The airline underlined that the attack did not affect flights that were landing or currently in the air. This was not an attack on the systems on the plane but rather the computers that create the flight plans. LOT warned that this could potentially happen to other airlines.
The interesting twist in the story is that usually DDoS attacks are carried out on a public website. However, the LOT flight plan system doesn’t have one–the attack was directed at their system. Not much is known yet about who carried out the attack or how it specifically happened. It could even have been a mistake, however it seems more likely that this was intentional.
As planes and air travel become more and more connected to the internet, security questions and concerns have been rising. LOT executives stress that they use state of the art computer systems, and that this is a threat that could happen to any airline at any time. They made a point to aim for further investigation on the matter.
Could the computers of an airplane be accessed, however?

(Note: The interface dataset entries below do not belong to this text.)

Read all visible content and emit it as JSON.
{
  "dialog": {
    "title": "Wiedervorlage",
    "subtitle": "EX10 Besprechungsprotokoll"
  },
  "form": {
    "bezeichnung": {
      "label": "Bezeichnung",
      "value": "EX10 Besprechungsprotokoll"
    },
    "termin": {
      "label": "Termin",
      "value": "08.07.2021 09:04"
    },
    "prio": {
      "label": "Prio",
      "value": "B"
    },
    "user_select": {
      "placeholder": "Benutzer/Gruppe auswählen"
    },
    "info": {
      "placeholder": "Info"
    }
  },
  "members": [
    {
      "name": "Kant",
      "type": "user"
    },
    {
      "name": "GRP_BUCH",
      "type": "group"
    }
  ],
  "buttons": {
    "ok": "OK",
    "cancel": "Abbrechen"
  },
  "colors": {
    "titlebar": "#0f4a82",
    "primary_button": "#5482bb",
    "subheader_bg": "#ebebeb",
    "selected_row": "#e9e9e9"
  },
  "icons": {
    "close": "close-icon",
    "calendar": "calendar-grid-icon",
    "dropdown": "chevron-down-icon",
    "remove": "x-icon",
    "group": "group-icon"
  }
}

An article by CNN states that “hundreds of planes flying commercially today could be vulnerable to having their onboard computers hacked and remotely taken over by someone using the plane’s passenger Wi-Fi network, or even by someone on the ground,” according to a Government Accountability Office report. The government watchdog group states that vulnerable planes include Boeing 787 Dreamliner, the Airbus A350 and A380 aircraft. They all have advanced cockpits that are also connected in some way to the plane’s onboard WiFi. Hackers could potentially access the cockpit controls through the WiFi connection and commandeer the aircraft, install viruses, or cause the onboard controls to malfunction. Boeing insists that there are redundancy systems in place and that the plane controls are separate from other systems on the plane. There are also features built in that would allow pilots to correct any errors or problems.
However, given the various feats we’ve seen from hackers in the past few years, it’s a scary prospect and one that should be carefully looked into.